Take each line in the entries below that holds "custom" and show it.
(Beginning of Data extract)
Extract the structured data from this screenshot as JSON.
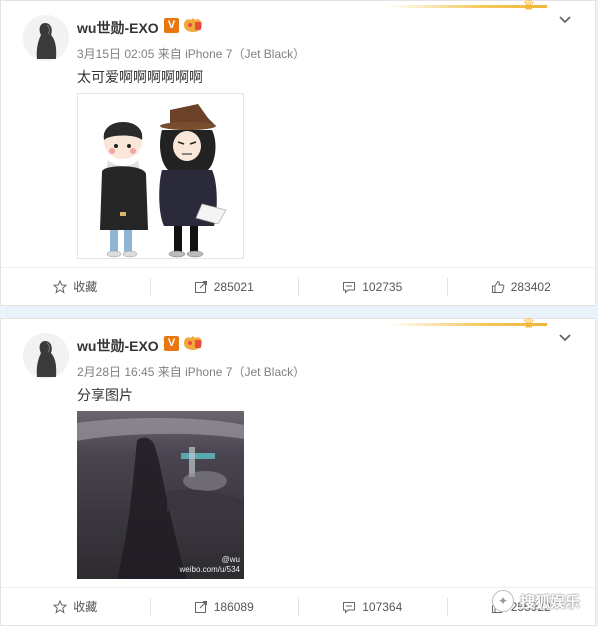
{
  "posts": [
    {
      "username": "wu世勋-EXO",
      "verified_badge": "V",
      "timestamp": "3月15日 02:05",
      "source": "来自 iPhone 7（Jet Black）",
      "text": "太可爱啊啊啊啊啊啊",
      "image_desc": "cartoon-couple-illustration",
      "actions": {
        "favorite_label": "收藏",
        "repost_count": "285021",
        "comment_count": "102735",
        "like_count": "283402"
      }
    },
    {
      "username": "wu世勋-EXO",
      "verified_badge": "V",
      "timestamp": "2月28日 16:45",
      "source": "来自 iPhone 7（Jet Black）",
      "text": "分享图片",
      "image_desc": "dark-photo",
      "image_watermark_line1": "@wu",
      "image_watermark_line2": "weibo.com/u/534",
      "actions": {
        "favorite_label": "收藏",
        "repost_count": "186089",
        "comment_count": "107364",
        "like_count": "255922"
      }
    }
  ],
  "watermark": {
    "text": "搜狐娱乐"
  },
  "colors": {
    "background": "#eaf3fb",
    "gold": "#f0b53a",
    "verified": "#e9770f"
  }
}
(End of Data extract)
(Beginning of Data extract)
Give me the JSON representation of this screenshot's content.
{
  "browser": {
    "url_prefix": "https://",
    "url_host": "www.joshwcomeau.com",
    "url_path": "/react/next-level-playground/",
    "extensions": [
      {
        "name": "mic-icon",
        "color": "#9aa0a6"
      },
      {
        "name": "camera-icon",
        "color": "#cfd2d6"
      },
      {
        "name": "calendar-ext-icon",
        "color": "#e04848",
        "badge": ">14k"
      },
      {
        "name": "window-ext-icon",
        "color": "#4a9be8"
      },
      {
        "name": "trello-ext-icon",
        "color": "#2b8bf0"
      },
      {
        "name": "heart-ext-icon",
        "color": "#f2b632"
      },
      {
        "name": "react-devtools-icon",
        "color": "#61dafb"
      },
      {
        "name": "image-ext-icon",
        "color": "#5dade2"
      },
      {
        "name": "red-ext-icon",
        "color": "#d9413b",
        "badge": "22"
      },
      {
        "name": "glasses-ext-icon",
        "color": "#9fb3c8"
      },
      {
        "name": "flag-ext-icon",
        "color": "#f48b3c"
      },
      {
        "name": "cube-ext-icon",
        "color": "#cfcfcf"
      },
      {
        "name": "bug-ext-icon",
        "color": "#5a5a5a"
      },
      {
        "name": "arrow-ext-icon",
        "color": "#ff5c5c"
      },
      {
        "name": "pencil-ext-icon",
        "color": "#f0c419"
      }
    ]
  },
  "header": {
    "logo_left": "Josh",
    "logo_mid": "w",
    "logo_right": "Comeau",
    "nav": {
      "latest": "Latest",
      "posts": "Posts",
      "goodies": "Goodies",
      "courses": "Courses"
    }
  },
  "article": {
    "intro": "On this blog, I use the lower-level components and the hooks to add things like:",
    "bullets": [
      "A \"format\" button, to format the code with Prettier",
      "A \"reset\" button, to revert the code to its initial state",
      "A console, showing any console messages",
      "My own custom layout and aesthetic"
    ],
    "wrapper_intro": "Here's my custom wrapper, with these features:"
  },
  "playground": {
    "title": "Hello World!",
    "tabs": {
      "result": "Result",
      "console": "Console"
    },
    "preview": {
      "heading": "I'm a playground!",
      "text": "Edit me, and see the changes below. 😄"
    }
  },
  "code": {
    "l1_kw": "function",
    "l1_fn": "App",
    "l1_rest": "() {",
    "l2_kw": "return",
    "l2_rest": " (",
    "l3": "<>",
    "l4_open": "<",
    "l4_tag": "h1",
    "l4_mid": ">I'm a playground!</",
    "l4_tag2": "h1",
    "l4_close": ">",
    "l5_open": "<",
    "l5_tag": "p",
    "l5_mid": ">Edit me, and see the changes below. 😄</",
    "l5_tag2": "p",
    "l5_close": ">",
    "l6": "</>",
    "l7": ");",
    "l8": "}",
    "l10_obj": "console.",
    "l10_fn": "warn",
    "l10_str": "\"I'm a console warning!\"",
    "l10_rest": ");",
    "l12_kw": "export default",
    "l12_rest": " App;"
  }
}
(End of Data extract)
## Response below
      "My own custom layout and aesthetic"
    "wrapper_intro": "Here's my custom wrapper, with these features:"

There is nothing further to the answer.